PublicationsOnly those publications related to wikis are shown here.
|Title||Keyword(s)||Published in||Language||DateThis property is a special property in this wiki.||Abstract||R||C|
|Wikis4SE'2009: Wikis for Software Engineering||English||2009||0||0|
|Wikis4SE'2008: Wikis for software engineering||Collaboration
|WikiSym 2008 - The 4th International Symposium on Wikis, Proceedings||English||2008||The use of wikis in software engineering dates back to 1995, when Ward Cunningham created the first ever wiki as a platform for discussing patterns and software development efforts. The simplicity and effectiveness of wikis as a medium for collaborative authoring has lead to their vast popularity across many domains. The Wikis for Software Engineering (Wikis4SE) workshop aims at bringing together researchers, practitioners, and enthusiasts interested in exploring the potential of wikis as an effective tool to support software engineering activities. It serves as a forum for presenting new ideas and tools, and reporting on experiences, best practices, and newly discovered problems.
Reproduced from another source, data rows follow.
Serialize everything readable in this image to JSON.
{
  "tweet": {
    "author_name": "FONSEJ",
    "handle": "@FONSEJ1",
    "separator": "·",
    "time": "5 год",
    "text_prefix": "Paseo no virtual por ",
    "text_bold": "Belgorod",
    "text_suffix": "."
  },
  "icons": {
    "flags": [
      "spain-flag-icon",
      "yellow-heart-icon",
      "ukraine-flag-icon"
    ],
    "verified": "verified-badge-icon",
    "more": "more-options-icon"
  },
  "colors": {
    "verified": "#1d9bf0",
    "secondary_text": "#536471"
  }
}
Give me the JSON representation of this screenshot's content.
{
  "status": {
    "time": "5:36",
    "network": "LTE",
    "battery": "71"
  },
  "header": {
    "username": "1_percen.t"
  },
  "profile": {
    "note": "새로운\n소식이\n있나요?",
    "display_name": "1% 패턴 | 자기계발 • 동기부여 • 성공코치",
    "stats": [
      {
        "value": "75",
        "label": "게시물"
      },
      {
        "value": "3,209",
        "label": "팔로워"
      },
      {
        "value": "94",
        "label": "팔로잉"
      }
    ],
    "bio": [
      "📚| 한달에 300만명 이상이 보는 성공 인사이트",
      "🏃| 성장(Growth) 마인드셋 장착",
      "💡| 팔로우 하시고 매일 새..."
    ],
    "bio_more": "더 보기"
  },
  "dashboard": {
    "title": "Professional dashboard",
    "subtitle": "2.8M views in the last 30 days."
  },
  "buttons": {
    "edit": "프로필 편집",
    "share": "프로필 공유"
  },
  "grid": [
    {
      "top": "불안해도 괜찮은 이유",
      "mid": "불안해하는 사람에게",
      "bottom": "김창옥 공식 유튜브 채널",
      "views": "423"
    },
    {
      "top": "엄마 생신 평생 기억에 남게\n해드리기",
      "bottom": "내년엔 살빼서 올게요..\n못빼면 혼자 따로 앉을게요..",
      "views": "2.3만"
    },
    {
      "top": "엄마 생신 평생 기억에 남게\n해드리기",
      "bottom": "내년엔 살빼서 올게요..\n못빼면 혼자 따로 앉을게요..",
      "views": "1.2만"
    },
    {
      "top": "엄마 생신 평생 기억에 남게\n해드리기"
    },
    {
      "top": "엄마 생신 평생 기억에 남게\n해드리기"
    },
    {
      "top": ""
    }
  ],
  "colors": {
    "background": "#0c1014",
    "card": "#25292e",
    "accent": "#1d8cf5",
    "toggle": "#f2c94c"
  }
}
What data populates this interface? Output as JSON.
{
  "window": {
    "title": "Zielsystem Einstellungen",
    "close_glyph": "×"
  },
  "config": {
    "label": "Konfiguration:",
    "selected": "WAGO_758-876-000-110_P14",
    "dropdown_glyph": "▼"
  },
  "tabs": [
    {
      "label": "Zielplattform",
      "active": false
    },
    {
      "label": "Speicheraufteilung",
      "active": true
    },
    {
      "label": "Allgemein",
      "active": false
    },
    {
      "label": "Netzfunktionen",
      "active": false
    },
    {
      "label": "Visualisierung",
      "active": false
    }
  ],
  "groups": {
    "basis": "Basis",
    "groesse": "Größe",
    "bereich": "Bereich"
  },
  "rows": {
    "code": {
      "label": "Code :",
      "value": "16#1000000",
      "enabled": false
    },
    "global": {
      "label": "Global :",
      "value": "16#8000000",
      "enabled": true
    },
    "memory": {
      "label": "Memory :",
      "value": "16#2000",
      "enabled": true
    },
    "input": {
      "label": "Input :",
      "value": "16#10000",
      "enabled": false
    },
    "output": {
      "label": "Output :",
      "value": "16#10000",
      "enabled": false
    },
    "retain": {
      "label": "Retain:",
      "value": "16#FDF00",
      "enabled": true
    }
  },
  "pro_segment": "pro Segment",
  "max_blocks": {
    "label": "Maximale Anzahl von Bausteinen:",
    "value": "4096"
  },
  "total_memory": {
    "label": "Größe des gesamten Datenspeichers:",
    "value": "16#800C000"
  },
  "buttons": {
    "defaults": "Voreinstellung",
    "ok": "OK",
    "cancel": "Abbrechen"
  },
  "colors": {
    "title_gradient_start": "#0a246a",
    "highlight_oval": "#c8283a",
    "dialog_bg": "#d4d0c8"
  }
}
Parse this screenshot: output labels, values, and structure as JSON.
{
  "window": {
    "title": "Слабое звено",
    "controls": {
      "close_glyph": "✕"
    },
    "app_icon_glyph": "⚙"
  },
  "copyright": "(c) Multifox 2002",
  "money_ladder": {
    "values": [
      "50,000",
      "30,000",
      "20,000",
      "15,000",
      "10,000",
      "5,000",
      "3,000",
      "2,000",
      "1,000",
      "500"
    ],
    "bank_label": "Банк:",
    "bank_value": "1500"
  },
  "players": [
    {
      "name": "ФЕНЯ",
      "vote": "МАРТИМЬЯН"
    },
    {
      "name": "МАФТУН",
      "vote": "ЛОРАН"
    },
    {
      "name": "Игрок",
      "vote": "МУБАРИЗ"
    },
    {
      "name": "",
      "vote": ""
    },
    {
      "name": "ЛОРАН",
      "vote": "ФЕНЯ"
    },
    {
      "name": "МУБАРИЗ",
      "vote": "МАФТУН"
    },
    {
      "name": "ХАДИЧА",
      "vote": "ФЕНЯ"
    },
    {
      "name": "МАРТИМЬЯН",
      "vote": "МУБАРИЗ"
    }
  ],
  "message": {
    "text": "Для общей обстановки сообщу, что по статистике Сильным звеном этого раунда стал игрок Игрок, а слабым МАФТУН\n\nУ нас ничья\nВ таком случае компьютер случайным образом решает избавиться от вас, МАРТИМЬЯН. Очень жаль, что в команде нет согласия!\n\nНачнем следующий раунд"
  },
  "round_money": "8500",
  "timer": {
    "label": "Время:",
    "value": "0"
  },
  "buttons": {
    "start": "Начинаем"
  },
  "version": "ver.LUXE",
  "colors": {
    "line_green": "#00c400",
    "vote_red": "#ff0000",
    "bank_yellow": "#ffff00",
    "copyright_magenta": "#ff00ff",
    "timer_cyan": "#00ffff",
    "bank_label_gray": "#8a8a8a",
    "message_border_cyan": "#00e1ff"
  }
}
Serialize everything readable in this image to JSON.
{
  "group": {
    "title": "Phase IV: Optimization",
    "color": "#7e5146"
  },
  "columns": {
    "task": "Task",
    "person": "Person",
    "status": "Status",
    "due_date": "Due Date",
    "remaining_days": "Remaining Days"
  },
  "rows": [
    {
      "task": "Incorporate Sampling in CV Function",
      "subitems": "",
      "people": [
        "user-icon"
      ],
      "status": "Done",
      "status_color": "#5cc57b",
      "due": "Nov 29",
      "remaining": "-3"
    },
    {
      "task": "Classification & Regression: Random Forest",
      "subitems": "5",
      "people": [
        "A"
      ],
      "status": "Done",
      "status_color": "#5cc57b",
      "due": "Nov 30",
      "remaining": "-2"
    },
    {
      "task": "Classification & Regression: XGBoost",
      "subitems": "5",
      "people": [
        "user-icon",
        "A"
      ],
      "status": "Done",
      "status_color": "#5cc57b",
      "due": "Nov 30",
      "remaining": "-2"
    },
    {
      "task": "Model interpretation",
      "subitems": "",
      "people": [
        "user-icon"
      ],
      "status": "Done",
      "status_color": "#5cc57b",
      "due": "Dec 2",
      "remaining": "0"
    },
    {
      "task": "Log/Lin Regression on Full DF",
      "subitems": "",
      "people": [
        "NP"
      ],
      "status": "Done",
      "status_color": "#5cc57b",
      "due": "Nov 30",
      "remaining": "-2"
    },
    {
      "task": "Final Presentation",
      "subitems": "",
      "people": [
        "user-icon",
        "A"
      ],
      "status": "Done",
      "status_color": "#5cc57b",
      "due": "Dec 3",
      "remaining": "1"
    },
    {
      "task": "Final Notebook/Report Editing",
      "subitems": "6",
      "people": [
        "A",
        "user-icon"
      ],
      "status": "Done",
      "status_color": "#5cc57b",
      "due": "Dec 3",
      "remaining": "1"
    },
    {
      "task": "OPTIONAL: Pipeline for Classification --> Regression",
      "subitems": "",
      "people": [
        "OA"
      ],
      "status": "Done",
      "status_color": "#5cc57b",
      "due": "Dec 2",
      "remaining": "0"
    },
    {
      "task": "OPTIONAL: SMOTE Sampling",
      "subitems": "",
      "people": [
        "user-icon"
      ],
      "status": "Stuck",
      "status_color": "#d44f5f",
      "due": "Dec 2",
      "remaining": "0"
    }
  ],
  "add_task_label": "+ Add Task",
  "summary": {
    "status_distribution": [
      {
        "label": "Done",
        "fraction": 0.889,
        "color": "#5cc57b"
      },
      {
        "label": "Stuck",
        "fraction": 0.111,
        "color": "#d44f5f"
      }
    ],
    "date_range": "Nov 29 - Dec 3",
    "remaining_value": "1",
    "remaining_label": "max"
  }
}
Based on lessons learned and obstacles identified, a research agenda will be defined with key opportunities and challenges.||0||0|
|Wikis4SE'2008: wikis for software engineering||Collaboration
Wikis for software engineering
|A Framework for Studying the Use of Wikis in Knowledge Work Using Client-Side Access Data||WikiSym||English||2007||While measurements of wiki usage typically focus on the active contribution of content, information on the passive use of existing content can be valuable for a range of commercial and research purposes. In particular, such data is necessary for reconstructing the context or tracing the flow of information in settings where wikis are used as collaboration platforms in knowledge work that relies on specialized tools, such as software development.
Meeting these needs requires detailed knowledge of user behavior, such as the duration for which a page was read and the sections visible at each point. This data cannot be collected by present wiki implementations and must be collected from the client-side, which presents a range of technical and privacy problems. In addition, this data must be correlated with traces of interaction with other tools.In this paper we present an approach for solving these problems in which scripts embedded by the wiki server are executed by the client browser, and report on the user’s interaction with that document along with relevant structural information. These reports are relayed to a comprehensive framework for storing and accessing interaction and context data from the wiki and from additional tools used in knowledge work. This framework can be used to correlate these traces to obtain a complete view of the user’s work across tools, or to approximate his context at specific points in time.